I didn’t pull any punches here. Enjoy.
Many years ago we knew some folks who went to church regularly, loved their children and, although they had some issues, seemed to love each other. Small things began to bother us and in a relatively short time we determined that it wasn’t healthy for us to spend time with them. Over the course of our lives this has happened time and again. We encounter people in various ways, work, church, family and discover that sometimes spending time with them won’t work for us.
Do you know why? Because to us the relationship is poisonous.
“Whoever walks with the wise becomes wise, but the companion of fools will suffer harm.” – Proverbs 13:20 ESV
Seems a bit harsh, doesn’t it. Let’s face facts. Many of us go about our lives, with days turning into months and months turning into years all the while slowly dying from the poisonous relationships we are in. I do NOT mean marriages here. Hear me clearly, among all human relationships the MOST important is that between a wife and husband. Any relationship that negatively affects the marriage relationship must either be cured or cut off. The question is how do we know when a relationship is poisonous and when it’s just a difference in personality? Let me give you a few indicators of a possibly poisonous relationship:
- When all or most of what you hear is negative.
- When the other person or couple overwhelmingly dominates conversation and whatever they say is always right.
- When one spouse talks about the other in unflattering ways, whether the other is there or not.
There are many others, but you get the idea. Your marriage can be directly affected by the types of relationships in your circle of close friends.

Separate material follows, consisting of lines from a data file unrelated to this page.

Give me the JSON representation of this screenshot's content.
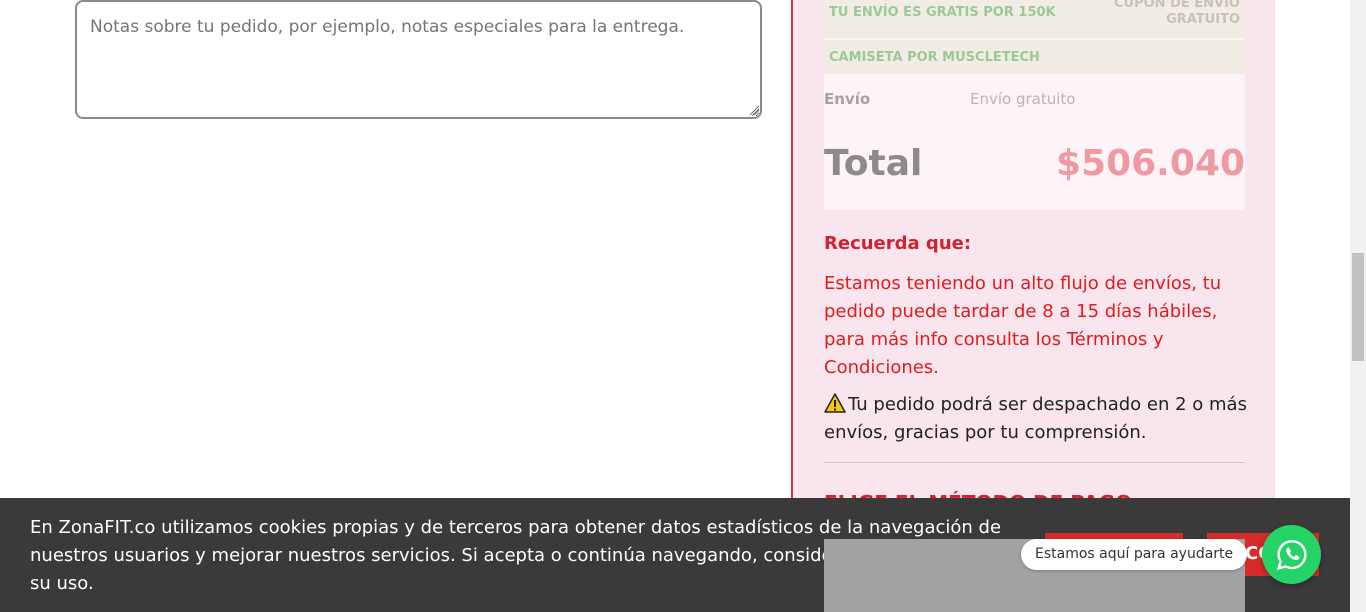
{
  "notes": {
    "placeholder": "Notas sobre tu pedido, por ejemplo, notas especiales para la entrega."
  },
  "order_summary": {
    "coupon_left": "TU ENVÍO ES GRATIS POR 150K",
    "coupon_right": "CUPÓN DE ENVÍO GRATUITO",
    "shirt_label": "CAMISETA POR MUSCLETECH",
    "shipping_label": "Envío",
    "shipping_value": "Envío gratuito",
    "total_label": "Total",
    "total_value": "$506.040"
  },
  "notice": {
    "title": "Recuerda que:",
    "body": "Estamos teniendo un alto flujo de envíos, tu pedido puede tardar de 8 a 15 días hábiles, para más info consulta los Términos y Condiciones.",
    "warning": "Tu pedido podrá ser despachado en 2 o más envíos, gracias por tu comprensión."
  },
  "payment": {
    "title": "ELIGE EL MÉTODO DE PAGO"
  },
  "cookie_banner": {
    "text": "En ZonaFIT.co utilizamos cookies propias y de terceros para obtener datos estadísticos de la navegación de nuestros usuarios y mejorar nuestros servicios. Si acepta o continúa navegando, consideramos que acepta su uso.",
    "button_right_label": "CO"
  },
  "whatsapp": {
    "bubble_text": "Estamos aquí para ayudarte",
    "icon": "whatsapp-icon"
  },
  "colors": {
    "accent_red": "#d72a2a",
    "whatsapp_green": "#25d366",
    "cookie_bg": "#3a3a3a"
  }
}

According to an article on a study from Brown University which ran for over 50 years (the original group began in 1948), “about 9% of the adult children of the 1948 study group were divorced at least once. The findings suggest that the chances of divorcing increase to approximately 16% if a friend or close family member has been divorced — an increase of 75% over the overall divorce rate.”
If it seems a 16% chance of divorce isn’t high note two things 1) This was a 75% increase and 2) This is from the children of a 1948 study group…when divorce was very uncommon. It’s clear that those with whom you form close bonds can affect your relationship, both positively and negatively.
We spend a lot of time planning our schooling, our careers and even our vacations. But when was the last time you examined your relationships? You wouldn’t intentionally enter a room full of people infected with influenza, why do we therefore allow ourselves to spend our days with people who infect our minds with negative thoughts about their spouses and others?
“Guard your heart above all else, for it determines the course of your life.” – Proverbs 4:23 NLT
It’s important to note I’m not advocating abandoning people who are in difficult relationships and want to be helped. But that is the key, they have to WANT to be helped. If people are negative, if they are dragging you, your wife or both of you down then you have to either severely limit your time with them to the required minimum or cut them off completely.
Let’s wrap up on a positive note. Whereas negative relationships can affect your marriage in a negative way positive relationships can build you both up and draw you closer to God and to each other. Find some mentors, a couple who have been married longer than you and have a relationship like you want in your marriage. Happily married couples generally LOVE to help others!
“As iron sharpens iron, so one person sharpens another.” – Proverbs 27:17
Do what needs to be done to protect your marriage.
Love you all!